ABOUT THIS TASK:
Please show all lines of the records that include "bank".

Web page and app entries
⁂
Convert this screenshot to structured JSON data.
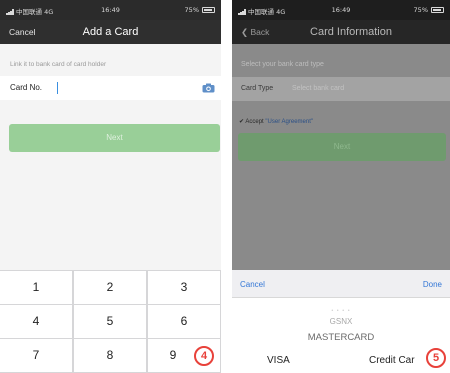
{
  "left": {
    "status": {
      "signal": "中国联通 4G",
      "time": "16:49",
      "battery": "75%"
    },
    "nav": {
      "cancel": "Cancel",
      "title": "Add a Card"
    },
    "hint": "Link it to bank card of card holder",
    "card_no_label": "Card No.",
    "next": "Next",
    "keys": [
      "1",
      "2",
      "3",
      "4",
      "5",
      "6",
      "7",
      "8",
      "9"
    ],
    "badge": "4"
  },
  "right": {
    "status": {
      "signal": "中国联通 4G",
      "time": "16:49",
      "battery": "75%"
    },
    "nav": {
      "back": "Back",
      "title": "Card Information"
    },
    "select_hint": "Select your bank card type",
    "card_type_label": "Card Type",
    "card_type_placeholder": "Select bank card",
    "accept_text": "Accept",
    "agreement": "\"User Agreement\"",
    "next": "Next",
    "picker": {
      "cancel": "Cancel",
      "done": "Done",
      "options_faded": [
        "GSNX",
        "MASTERCARD"
      ],
      "options_left": "VISA",
      "options_right": "Credit Car"
    },
    "badge": "5"
  },
  "colors": {
    "accent": "#99cf98",
    "badge": "#e8413a",
    "link": "#3477d6"
  }
}
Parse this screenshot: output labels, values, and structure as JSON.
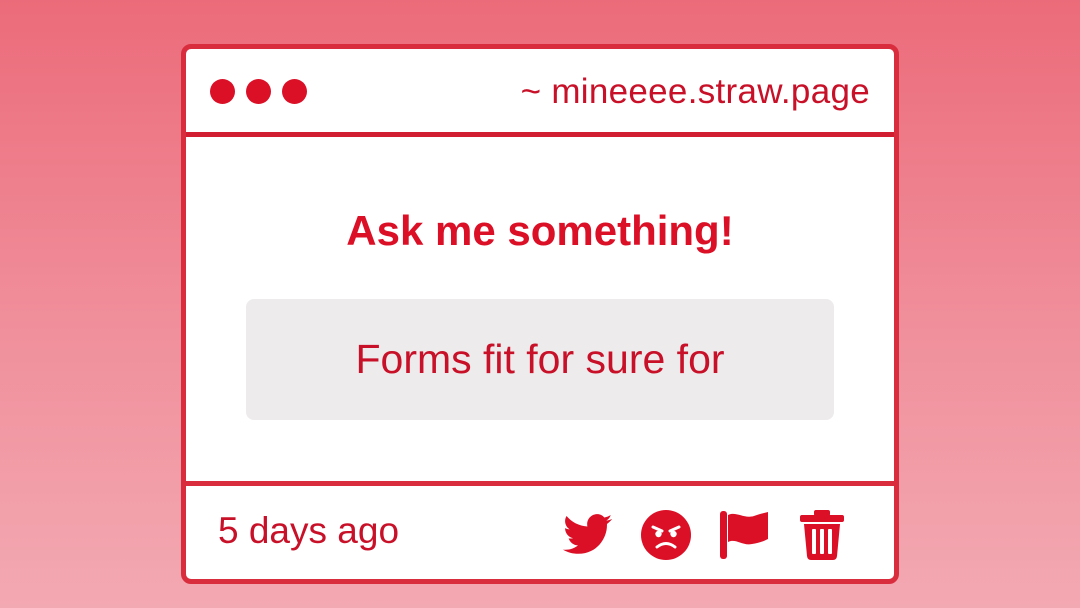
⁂
TASK ANSWER:
    "hint": "Link it to bank card of card holder",
    "select_hint": "Select your bank card type",
    "card_type_placeholder": "Select bank card",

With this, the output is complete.